Description Impacts for the environment Studies on seed uptake of agrochemicals are few, because of limitations of current technology described in this proposal. However, for many widely used compounds uptake is very poor and companies have responded to this simply by increasing dose. The result is that as little as 5% of the applied chemical actually enters the plant, with large quantities accumulating in agro-ecosystems, including soils and watercourses. It has now been shown in recent studies that invertebrate and bird diversity is being affected by seed-applied chemicals. It is becoming clear that the use of many seed-applied compounds may not be sustainable in the long term because these compounds have long half lives in the environment. This project aims to develop seeds that are highly permeable to compounds applied in industrial seed coatings and therefore to markedly improve uptake efficiency. This could lead to lower doses while maintaining effectiveness, and significantly reduce contamination of run-off into soils. Impacts for seed companies Seed companies frequently have problems with lot-to-lot variation of seed quality. This occurs because the seeds are produced at multiple sites around the world to ensure continuous supply of fresh seeds, or because stochastic temperature variation at production sites causes quality differences. In some cases this variation can be overcome by post-harvest seed enhancement, but this is expensive. Seed companies would benefit now from more predictability in quality, but are concerned that climate change is eroding their ability to reliably produce high quality seeds. The alleles we will isolate and characterise here have the potential to provide robust high quality, even in the face of environmental variation in the seed production conditions. After field trail (objective 3) these can be made available to our industrial collaborator for introgression into elite backgrounds (2-3 years). Because of this link we have a clear route to market and the potential to impact the seed market from 5 years after project end. Impacts for growers This project has the potential to impact growers by increasing the reliability of performance of seed they buy from seed companies. Germination of most varieties varies significantly from lot to lot. The new alleles produced in this project have the potential to eliminate much of this variation, improving the predictability and uniformity of seed raising. Increasing uniformity reduces the frequency with which harvest teams visit field sites and increases the proportion of the crop that attains the best grades, adding value for growers. Training of seed technologists Seed technologists are individuals trained in the analysing of seed vigour and seed enhancement. Currently there is a global shortage of seed technologists and little training available in the UK. Our program includes extensive experience in both genetics and seed vigour testing and a training secondment in the seed testing lab at Syngenta Vegetable Seeds.

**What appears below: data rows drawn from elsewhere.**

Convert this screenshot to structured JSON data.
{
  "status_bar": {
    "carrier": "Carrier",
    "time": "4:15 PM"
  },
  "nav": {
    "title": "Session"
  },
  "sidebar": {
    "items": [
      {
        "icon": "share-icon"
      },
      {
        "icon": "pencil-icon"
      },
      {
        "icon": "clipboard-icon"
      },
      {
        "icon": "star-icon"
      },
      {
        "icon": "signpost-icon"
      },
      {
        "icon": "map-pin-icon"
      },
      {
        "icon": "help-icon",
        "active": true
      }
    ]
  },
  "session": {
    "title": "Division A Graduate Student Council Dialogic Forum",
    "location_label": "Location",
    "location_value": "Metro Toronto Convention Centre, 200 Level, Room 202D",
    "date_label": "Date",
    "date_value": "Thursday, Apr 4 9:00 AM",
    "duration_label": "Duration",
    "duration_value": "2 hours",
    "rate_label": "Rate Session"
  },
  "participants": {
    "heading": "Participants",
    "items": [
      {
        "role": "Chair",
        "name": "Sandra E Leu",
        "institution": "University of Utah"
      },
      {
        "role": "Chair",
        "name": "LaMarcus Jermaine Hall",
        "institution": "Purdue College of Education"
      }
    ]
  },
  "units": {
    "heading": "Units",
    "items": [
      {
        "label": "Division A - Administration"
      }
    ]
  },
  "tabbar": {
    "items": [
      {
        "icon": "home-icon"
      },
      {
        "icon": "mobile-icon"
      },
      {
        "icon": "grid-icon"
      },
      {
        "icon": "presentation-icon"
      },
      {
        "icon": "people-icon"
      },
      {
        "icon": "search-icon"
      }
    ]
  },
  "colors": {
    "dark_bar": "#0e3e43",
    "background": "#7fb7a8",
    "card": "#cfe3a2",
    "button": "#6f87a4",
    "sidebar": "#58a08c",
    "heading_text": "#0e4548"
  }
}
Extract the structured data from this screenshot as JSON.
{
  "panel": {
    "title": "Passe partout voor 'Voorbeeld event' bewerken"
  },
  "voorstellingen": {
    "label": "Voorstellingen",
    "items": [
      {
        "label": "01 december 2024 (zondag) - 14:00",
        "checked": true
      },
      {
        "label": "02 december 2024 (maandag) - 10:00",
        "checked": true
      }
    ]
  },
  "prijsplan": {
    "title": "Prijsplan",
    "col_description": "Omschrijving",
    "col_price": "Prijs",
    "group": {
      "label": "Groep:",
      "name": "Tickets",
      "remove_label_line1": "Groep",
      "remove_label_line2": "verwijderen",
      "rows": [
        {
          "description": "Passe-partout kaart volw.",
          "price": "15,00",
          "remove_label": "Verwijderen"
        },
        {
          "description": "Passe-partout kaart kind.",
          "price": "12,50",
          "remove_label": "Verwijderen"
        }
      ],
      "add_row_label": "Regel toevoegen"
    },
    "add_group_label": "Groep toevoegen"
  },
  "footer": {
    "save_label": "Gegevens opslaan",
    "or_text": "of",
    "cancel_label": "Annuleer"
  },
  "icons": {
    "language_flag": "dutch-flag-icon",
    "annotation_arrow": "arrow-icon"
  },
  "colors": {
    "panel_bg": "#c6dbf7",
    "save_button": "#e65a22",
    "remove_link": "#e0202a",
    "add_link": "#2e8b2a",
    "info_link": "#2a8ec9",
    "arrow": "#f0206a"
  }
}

These secondments are essential to learn the analytical pipeline, use of software and the rules applied in accredited seed testing labs. Impact for agrochemical development Currently there are no good tools for monitoring agrochemical ingress into seeds and thus this is not often considered during development, screening and testing of potential new compounds for commercial seed coatings. SRS microscopy has great potential to be developed into a new tool for the agrochemical industry so that ingress into seeds with different properties can be monitored. In order to facilitate this we will hold a demonstration workshop at the end of the project. If chemicals can be monitored for uptake potential, leads can be screened for uptake potential, and modifications made that would improve uptake into seeds. In future SRS facilities could be built at agrochemical companies.
First Year Of Impact 2017
Sector Agriculture, Food and Drink,Chemicals
Impact Types Societal,Economic

 
Description CONTRAST facility: clinical coherent Raman scattering facility
Amount £1,035,354 (GBP)
Funding ID EP/S009957/1 
Organisation Engineering and Physical Sciences Research Council (EPSRC) 
Sector Academic/University
Country United Kingdom
Start 12/2018 
End 11/2020